"We have the word of the prophets made more certain, and you will do well to pay attention to it, as to a light shining in a dark place, until the day dawns and the morning star rises in your hearts." (2 Peter 1:19)
Bible prophecy is not much in vogue among many preachers today. Prophecy, both fulfilled and unfulfilled, is the raw material of eschatology, the doctrine of last things. One kind of eschatology is apocalyptic, which has a heavy overlay of the imminence of the Lord's return and of impending judgment. Whatever may be our theological system, this is the end of the doctrinal encyclopedia that generally gets scant utterance in the typical evangelical pulpit.
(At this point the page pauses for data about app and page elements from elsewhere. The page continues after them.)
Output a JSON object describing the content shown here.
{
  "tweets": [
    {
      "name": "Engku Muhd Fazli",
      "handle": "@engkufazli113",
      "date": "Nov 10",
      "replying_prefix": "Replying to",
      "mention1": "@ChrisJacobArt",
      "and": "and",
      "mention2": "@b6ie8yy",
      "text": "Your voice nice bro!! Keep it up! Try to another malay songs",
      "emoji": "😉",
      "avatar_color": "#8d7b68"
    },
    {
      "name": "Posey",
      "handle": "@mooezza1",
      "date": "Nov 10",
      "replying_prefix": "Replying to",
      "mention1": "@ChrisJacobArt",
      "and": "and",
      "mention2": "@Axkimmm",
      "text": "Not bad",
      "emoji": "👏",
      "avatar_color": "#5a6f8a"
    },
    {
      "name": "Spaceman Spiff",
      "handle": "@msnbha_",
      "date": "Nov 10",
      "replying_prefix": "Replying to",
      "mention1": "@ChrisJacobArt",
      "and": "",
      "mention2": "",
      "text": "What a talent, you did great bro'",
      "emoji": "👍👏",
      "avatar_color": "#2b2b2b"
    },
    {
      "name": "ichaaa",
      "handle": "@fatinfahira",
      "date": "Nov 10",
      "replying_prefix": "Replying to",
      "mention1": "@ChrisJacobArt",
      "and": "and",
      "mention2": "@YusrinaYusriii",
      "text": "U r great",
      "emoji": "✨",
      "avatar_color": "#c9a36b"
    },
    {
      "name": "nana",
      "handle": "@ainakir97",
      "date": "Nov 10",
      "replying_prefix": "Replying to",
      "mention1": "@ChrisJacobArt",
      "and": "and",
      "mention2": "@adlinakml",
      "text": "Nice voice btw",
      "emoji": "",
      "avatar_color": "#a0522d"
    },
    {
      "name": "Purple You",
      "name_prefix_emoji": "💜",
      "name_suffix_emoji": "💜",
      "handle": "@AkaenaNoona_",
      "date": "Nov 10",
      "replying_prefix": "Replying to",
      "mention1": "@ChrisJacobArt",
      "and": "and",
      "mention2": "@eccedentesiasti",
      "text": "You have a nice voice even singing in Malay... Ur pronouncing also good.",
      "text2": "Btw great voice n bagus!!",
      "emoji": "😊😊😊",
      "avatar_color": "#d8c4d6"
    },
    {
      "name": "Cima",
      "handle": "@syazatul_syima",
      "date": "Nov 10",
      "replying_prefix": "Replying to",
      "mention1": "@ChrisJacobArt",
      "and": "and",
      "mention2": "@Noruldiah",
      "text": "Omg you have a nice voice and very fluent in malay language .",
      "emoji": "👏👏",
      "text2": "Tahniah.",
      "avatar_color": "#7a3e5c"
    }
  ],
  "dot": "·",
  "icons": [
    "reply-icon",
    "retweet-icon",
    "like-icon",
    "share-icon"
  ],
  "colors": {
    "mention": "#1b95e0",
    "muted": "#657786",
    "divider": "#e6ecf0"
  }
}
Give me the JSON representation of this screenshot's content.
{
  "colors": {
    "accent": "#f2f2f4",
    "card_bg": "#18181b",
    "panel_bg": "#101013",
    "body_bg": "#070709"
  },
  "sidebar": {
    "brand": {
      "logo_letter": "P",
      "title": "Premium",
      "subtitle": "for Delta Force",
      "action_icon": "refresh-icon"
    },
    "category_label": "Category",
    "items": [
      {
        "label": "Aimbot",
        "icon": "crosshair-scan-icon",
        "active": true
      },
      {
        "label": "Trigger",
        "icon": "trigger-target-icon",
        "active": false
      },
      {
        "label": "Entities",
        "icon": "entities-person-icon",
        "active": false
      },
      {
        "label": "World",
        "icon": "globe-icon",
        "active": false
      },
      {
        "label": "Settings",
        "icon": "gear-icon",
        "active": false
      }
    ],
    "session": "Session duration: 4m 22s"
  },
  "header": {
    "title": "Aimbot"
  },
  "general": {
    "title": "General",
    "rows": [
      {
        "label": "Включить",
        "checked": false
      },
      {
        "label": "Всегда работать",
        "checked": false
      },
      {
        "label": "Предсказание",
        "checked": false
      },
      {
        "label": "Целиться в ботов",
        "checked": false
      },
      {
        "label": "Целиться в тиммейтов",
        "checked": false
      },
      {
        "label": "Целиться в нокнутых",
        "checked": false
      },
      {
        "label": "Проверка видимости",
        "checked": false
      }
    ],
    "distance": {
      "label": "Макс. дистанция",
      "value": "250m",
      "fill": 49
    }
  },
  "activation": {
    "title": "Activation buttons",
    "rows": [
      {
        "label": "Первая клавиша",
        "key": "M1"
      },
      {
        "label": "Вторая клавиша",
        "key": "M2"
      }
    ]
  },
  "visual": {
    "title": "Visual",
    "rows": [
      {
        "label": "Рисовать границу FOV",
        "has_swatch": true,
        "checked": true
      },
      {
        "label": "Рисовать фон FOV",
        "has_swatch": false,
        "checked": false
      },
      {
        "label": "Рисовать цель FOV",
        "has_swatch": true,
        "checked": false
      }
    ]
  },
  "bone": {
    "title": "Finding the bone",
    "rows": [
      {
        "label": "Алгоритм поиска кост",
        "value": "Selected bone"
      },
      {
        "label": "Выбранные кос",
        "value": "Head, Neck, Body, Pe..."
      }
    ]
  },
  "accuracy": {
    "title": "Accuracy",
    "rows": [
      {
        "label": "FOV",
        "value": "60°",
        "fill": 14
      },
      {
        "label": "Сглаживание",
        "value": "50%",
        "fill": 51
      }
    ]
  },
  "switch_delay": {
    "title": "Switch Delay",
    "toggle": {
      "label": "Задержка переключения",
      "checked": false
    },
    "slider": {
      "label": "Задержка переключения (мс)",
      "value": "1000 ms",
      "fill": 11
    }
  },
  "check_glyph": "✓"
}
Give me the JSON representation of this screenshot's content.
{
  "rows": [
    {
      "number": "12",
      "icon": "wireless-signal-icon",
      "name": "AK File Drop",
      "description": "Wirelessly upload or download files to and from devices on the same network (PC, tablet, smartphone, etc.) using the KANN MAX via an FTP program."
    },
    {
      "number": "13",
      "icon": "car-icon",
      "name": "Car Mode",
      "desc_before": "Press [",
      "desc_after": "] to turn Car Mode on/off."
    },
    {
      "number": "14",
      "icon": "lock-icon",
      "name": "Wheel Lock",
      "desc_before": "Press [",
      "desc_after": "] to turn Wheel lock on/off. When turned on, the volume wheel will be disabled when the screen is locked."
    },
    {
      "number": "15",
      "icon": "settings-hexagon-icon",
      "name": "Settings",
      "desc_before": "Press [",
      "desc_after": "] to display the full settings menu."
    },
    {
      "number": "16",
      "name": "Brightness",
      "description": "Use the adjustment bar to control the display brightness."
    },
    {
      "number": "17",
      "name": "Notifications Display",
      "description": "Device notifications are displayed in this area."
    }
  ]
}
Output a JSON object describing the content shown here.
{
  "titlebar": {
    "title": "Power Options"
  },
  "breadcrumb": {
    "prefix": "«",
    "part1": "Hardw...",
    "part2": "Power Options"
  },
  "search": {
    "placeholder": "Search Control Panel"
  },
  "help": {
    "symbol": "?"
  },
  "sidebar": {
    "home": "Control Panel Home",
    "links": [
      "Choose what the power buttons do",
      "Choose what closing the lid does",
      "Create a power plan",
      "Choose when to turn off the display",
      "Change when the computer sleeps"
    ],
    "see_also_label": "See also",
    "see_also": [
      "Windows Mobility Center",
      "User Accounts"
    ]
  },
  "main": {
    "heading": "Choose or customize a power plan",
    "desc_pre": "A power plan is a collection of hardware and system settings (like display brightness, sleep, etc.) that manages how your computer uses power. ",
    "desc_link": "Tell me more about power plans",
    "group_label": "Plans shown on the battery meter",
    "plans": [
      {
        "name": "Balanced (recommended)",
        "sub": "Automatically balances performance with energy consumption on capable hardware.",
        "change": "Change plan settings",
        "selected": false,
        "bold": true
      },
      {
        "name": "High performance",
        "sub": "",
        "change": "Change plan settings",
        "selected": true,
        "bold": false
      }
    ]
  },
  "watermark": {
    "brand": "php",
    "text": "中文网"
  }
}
There are exceptions, of course, where prophecy has become the "hobby" of some preachers with a resulting pulpit that is altogether out of balance.
It is being said of most graduates of my own Trinity Evangelical Divinity School, an institution which confesses its belief in "the imminent and premillennial" return of Jesus Christ: "our preacher seldom touches eschatology." The first six chapters of Daniel about does it. The first three and the last three chapters of Revelation are it. The late Paul Feinberg and I often taught "Preaching Bible Prophecy," and the fifteen or so students were assigned sermon texts out of the heart of Biblical apocalyptic. The sermon proposition in almost every case was the wholly true but vacuously general sentence: "God is sovereign." Thank God for this glorious truth but are there no more definite or detailed ideas about the wrap-up of space-time history set forth in this passage as over against other passages? What are we afraid of? Why not preach Bible prophecy?
Hazards To Be Overcome
Some among us have developed a severe allergy to preaching Bible prophecy because they were over-exposed to a suffocating overage at some earlier stage in their development. Some preachers have been more interested in the number of hairs on the beard of the he-goat in Daniel 8 than in the seven sins of believers. But the pendulum effect is in fact an immature reaction. Imbalance is no excuse for imbalance.
There have been the "crazies" and the "looneys" among us (and this is true down through history; see my The Company of Hope: A History of Bible Prophecy in the Church, 2004) who have majored in date-setting and identification of the anti-Christ. Much attention is paid to the Jupiter Effect, the tunnels in the great pyramids, the "gospel in the stars," the Bible Codes and all manner of extra-Biblical data which come very close to becoming "adding" to the Word of God (Deut. 4:2, Rev. 22:18). Anything we know about the shape of things to come must be what careful Biblical exegesis yields and what legitimate inquiry and reflection at the next level may assert by way of implication.
Putting it bluntly, really preaching Bible prophecy necessitates more work and study than many are willing to give it. Mastery of Daniel and Zechariah, the Olivet Discourse, 2 Thessalonians and the Revelation and their intertextual relationships is formidible. But is it worth it? We are helped here by awareness of our system — which is also true of every other major theological entry we bring into discourse.